== Your goal ==
Set down the records once more, please, exactly and with the pictures left out.
Top of Information provided
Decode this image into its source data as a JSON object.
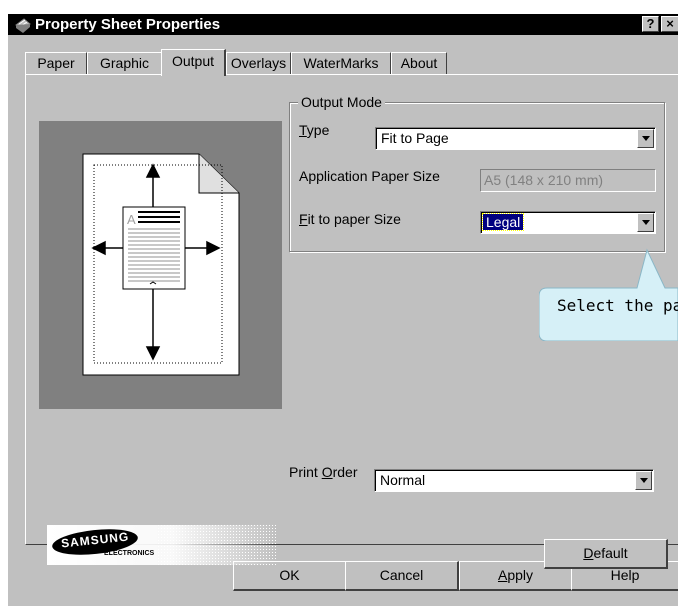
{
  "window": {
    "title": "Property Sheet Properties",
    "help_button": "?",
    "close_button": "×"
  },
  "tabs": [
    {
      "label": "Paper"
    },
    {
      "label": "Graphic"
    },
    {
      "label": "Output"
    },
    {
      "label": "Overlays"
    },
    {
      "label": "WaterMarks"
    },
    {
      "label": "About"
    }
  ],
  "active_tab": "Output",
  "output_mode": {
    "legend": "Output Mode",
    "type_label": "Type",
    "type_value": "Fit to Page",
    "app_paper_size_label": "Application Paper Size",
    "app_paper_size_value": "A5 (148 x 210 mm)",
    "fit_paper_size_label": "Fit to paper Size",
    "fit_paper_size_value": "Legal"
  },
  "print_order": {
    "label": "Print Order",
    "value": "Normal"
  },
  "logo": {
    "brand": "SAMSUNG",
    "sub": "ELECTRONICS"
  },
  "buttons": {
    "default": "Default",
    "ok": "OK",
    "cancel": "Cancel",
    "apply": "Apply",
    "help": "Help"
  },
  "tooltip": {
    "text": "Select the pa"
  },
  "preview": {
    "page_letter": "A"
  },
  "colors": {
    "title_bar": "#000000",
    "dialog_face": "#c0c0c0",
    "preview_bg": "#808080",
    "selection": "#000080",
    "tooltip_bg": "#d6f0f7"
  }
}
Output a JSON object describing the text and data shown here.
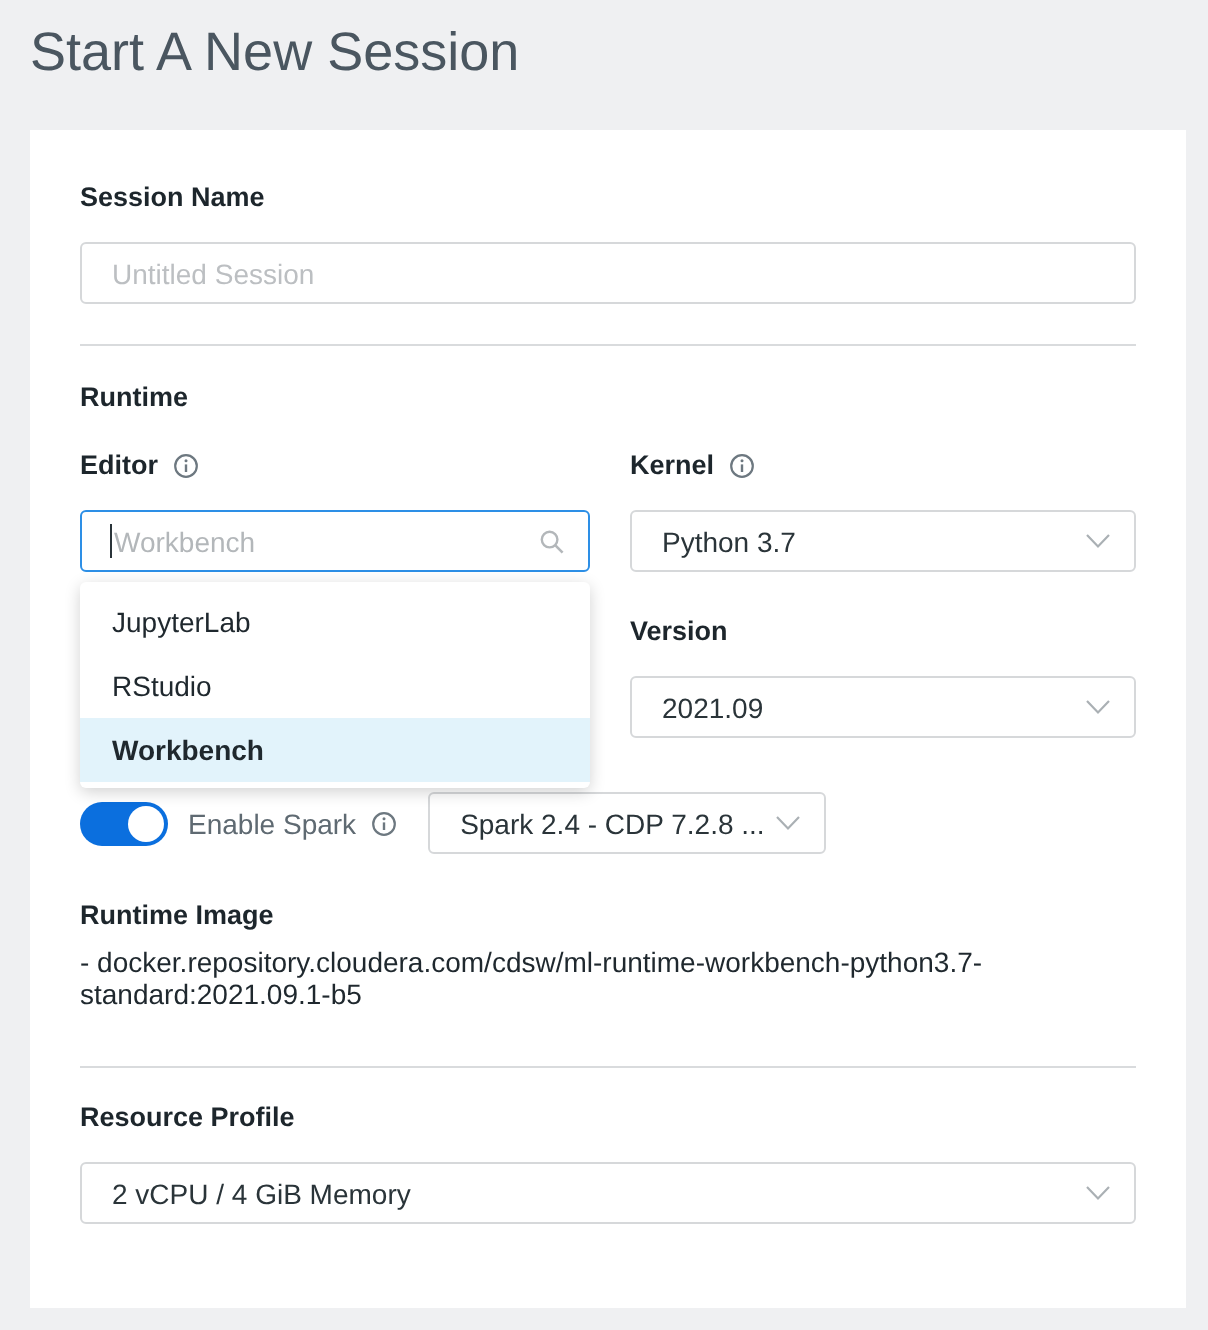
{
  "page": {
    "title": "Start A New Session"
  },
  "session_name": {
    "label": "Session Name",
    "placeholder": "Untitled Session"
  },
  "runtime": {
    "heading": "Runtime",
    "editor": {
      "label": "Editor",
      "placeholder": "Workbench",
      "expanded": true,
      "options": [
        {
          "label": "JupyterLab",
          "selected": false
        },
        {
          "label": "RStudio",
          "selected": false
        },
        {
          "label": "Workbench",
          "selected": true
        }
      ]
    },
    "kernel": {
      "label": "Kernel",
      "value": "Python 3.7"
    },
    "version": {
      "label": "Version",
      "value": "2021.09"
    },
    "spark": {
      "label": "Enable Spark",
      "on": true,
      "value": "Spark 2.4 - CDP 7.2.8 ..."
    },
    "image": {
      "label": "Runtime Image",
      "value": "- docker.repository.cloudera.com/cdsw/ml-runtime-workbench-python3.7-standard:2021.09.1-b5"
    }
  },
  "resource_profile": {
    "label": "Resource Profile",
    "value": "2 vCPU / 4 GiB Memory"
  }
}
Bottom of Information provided
== Exercise response ==
Decode this image into its source data as a JSON object.
{
  "window": {
    "title": "Property Sheet Properties",
    "help_button": "?",
    "close_button": "×"
  },
  "tabs": [
    {
      "label": "Paper"
    },
    {
      "label": "Graphic"
    },
    {
      "label": "Output"
    },
    {
      "label": "Overlays"
    },
    {
      "label": "WaterMarks"
    },
    {
      "label": "About"
    }
  ],
  "active_tab": "Output",
  "output_mode": {
    "legend": "Output Mode",
    "type_label": "Type",
    "type_value": "Fit to Page",
    "app_paper_size_label": "Application Paper Size",
    "app_paper_size_value": "A5 (148 x 210 mm)",
    "fit_paper_size_label": "Fit to paper Size",
    "fit_paper_size_value": "Legal"
  },
  "print_order": {
    "label": "Print Order",
    "value": "Normal"
  },
  "logo": {
    "brand": "SAMSUNG",
    "sub": "ELECTRONICS"
  },
  "buttons": {
    "default": "Default",
    "ok": "OK",
    "cancel": "Cancel",
    "apply": "Apply",
    "help": "Help"
  },
  "tooltip": {
    "text": "Select the pa"
  },
  "preview": {
    "page_letter": "A"
  },
  "colors": {
    "title_bar": "#000000",
    "dialog_face": "#c0c0c0",
    "preview_bg": "#808080",
    "selection": "#000080",
    "tooltip_bg": "#d6f0f7"
  }
}
Output a JSON object describing the text and data shown here.
{
  "page": {
    "title": "Start A New Session"
  },
  "session_name": {
    "label": "Session Name",
    "placeholder": "Untitled Session"
  },
  "runtime": {
    "heading": "Runtime",
    "editor": {
      "label": "Editor",
      "placeholder": "Workbench",
      "expanded": true,
      "options": [
        {
          "label": "JupyterLab",
          "selected": false
        },
        {
          "label": "RStudio",
          "selected": false
        },
        {
          "label": "Workbench",
          "selected": true
        }
      ]
    },
    "kernel": {
      "label": "Kernel",
      "value": "Python 3.7"
    },
    "version": {
      "label": "Version",
      "value": "2021.09"
    },
    "spark": {
      "label": "Enable Spark",
      "on": true,
      "value": "Spark 2.4 - CDP 7.2.8 ..."
    },
    "image": {
      "label": "Runtime Image",
      "value": "- docker.repository.cloudera.com/cdsw/ml-runtime-workbench-python3.7-standard:2021.09.1-b5"
    }
  },
  "resource_profile": {
    "label": "Resource Profile",
    "value": "2 vCPU / 4 GiB Memory"
  }
}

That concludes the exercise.